Since the Federalist Papers, America has debated “Energy in the Executive.” But President Obama’s 2014 agenda framed by his State of the Union address heralds a class warfare agenda, one fusing an “income inequality” theme with federal industrial policy and other activism.
“When I can act on my own without Congress, I’m going to do so,” Obama promises. This spend-and-transfer fixation makes Americans poorer and dependent except for the lucky few running things.
Others have argued for federal budget rationality as essential to any anti-poverty agenda. This series proposes a greater prosperity enhancing opportunity, streamlining the nearly $2 trillion regulatory state and ending the uncertainty, wealth destruction and job loss it creates.
Accountability in government and basic fairness require acknowledging indirect effects of regulation and minimizing negative impacts.
In the series “Cataloging Washington’s Hidden Costs, it was noted that indirect costs may often be omitted from compliance-focused regulatory direct cost estimates, such as the engineering costs of controlling an emission.
But if indirect costs are regarded as too difficult to compute, then government cannot credibly argue that compliance is somehow not overly burdensome.
If Congress continues to allow regulators to overlook entire categories of indirect costs (such as product bans, disapprovals of pipelines, employment impacts or antitrust regulation’s re-orienting of entire industries), then regulations can tend toward such hard-to-quantify types, imposing grave burdens and dampening productivity. Under such scenarios, many regulations could be expected to feature bans or disapprovals so that regulators would avoid appearing to impose high direct regulatory costs despite hardship inflicted.
The federal Office of Management and Budget (OMB) allows that “many regulations affect economic growth indirectly through their effects on intermediate factors,” (Draft Report 2013, p. 48) but is non-committal on whether specific and economy-wide indirect effects of regulation end up creating net costs rather than net benefits on the whole.
The great uncertainty surrounding the nature and extent of indirect costs suggests they ought to be guarded against and minimized where possible, especially since some have argued that indirect costs of regulation could even exceed the magnitude of direct costs, and since OMB itself at times acknowledged that regulatory costs could be many times the amount it presents annually in its Reports to Congress on regulatory benefits and costs.

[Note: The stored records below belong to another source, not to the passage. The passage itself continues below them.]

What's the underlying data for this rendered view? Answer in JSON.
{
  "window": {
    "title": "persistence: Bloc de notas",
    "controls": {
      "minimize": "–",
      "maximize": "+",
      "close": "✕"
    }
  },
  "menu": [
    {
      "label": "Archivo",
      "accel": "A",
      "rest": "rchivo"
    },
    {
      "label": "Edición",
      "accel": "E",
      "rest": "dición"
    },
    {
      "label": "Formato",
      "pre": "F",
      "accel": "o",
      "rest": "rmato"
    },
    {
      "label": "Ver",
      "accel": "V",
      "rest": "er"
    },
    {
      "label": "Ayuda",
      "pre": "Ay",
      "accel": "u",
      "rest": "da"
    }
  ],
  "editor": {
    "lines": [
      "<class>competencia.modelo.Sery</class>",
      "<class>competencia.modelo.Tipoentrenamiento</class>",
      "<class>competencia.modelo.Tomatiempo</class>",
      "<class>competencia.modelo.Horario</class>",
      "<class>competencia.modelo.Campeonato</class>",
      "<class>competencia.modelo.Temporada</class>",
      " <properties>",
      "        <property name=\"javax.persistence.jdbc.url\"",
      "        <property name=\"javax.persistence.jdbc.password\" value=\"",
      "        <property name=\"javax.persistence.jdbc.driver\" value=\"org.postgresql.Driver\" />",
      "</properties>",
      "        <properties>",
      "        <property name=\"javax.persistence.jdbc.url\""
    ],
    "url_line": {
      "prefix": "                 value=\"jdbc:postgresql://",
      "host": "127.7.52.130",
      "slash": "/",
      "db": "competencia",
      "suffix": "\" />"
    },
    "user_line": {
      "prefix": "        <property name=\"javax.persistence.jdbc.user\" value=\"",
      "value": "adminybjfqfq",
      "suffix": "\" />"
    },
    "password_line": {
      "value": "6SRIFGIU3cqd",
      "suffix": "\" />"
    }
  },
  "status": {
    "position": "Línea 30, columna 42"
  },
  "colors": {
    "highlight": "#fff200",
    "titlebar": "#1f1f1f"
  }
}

Without accounting for indirect effects, officials will tend to understate the full impacts of regulation and thus overregulate, harming consumers, employment and growth. Even in the best of times, ignoring regulation’s costs can make it appear more attractive relative to taxing and spending — the alternative means of achieving governmental ends.
There are no easy solutions, but part of the answer is to limit those types of regulatory activities most likely to be considered indirect costs. We need a good survey of those, for starters: what, exactly, do we leave out when we assess the cost of regulations? I took a long stab at it in the series, “Cataloging Washington’s Hidden Costs.”
Another way of dealing with the indirect costs (and economically significant rules) is to insist upon congressional approval of final agency rules, especially where indirect or unknown costs are a significant component. Under such a framework of congressional accountability, handwringing over indirect costs wouldn’t be quite as worrisome, since consequences for the regulator and lawmaker may be less avoidable even without any quantitative analysis.
Ignoring indirect costs means cost understatement. Recognizing and somehow reasonably incorporating those presents a challenge. Luckily, opportunity costs apply even to OMB and agency economists.
By downplaying benefit assessments as suggested earlier in “Regulatory Benefits? Maybe Not” and focusing instead on costs, extra manpower and resources remain available to better assess realities of indirect regulatory burdens.
The reason for an annual regulatory accounting is not solely accuracy, but making Congress more accountable, and inducing agencies to recognize opportunity costs by ensuring that they compete for the “right” to regulate in the open sunshine.
We could do worse than settle for rough indirect cost estimates that nonetheless help provide a basis for allocating scarce resources in loose correspondence with where a (perhaps one day) more accountable Congress believes benefits to lie.
If the burden of compliance is to be regarded as tolerable, then government may not pretend that merely assessing the full costs of compliance is too cumbersome. It has the easy part, by comparison.
Next Time: OMB and Congress Should Recommend Rules to Revise and Repeal
Also in The “Reining in the Executive Branch Bureaucracy” Series:
Part 1: Measure Regulatory Costs
Part 2: Regulatory Benefits? Maybe Not
Part 3: Make Regulations Transparent Like the Budget
Part 4: Put a Spotlight on Economically Significant Rules
Part 5: Categorize Regulations by Impact
Part 6: Deal with the Deadweight Cost of Regulation